We may serve.  God blesses others through our service.  Joseph could have been bitter toward his brothers after being sold into slavery.  He could have given up.  Yet, while in slavery, and later in prison he continued to help people. His journey to Egypt was used by God to elevate Joseph’s role in humanity during the seven years of famine.  After their father, Israel, died his brothers came to Joseph in humble contrition.
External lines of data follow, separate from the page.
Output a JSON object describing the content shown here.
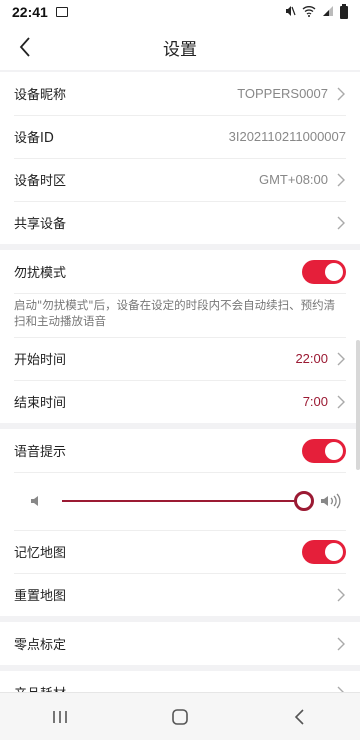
{
  "status_bar": {
    "time": "22:41"
  },
  "header": {
    "title": "设置"
  },
  "device_group": [
    {
      "label": "设备昵称",
      "value": "TOPPERS0007",
      "chevron": true
    },
    {
      "label": "设备ID",
      "value": "3I202110211000007",
      "chevron": false
    },
    {
      "label": "设备时区",
      "value": "GMT+08:00",
      "chevron": true
    },
    {
      "label": "共享设备",
      "value": "",
      "chevron": true
    }
  ],
  "dnd": {
    "label": "勿扰模式",
    "enabled": true,
    "description": "启动\"勿扰模式\"后，设备在设定的时段内不会自动续扫、预约清扫和主动播放语音",
    "start_label": "开始时间",
    "start_value": "22:00",
    "end_label": "结束时间",
    "end_value": "7:00"
  },
  "voice": {
    "label": "语音提示",
    "enabled": true,
    "volume_level": 1.0
  },
  "map_group": {
    "memory_label": "记忆地图",
    "memory_enabled": true,
    "reset_label": "重置地图"
  },
  "zero_calibration": {
    "label": "零点标定"
  },
  "consumables": {
    "label": "产品耗材"
  },
  "colors": {
    "accent": "#e51f3a",
    "time_text": "#9b1a33"
  }
}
Joseph said, “‘You intended to harm me, but God intended it for good to accomplish what is now being done, the saving of many lives.’” (Genesis 50:20)  Joseph had a vision of his life that included the big picture.  God was not only doing something great in Joseph’s life but also in the lives of the people he would help.  While waiting on something good to happen Joseph committed himself to serving.  We may not serve on the scale of a Joseph, but remember the words of Albert Schweitzer, “Always keep your eyes open for the little task, because it is the little task that is important to Jesus Christ.”

Good things are ahead for God’s people.  Our Lord told the people of Israel, “‘For I know the plans I have for you,’ declares the Lord, ‘plans to prosper you and not to harm you, plans to give you a hope and a future.’” (Jeremiah 29:11) Good things come from a good God!

Pastor Ken Atchison


All scripture quotations, unless otherwise indicated, are taken from the Holy Bible, New International Version®, NIV®. Copyright ©1973, 1978, 1984, 2011 by Biblica, Inc.™ Used by permission of Zondervan. All rights reserved worldwide.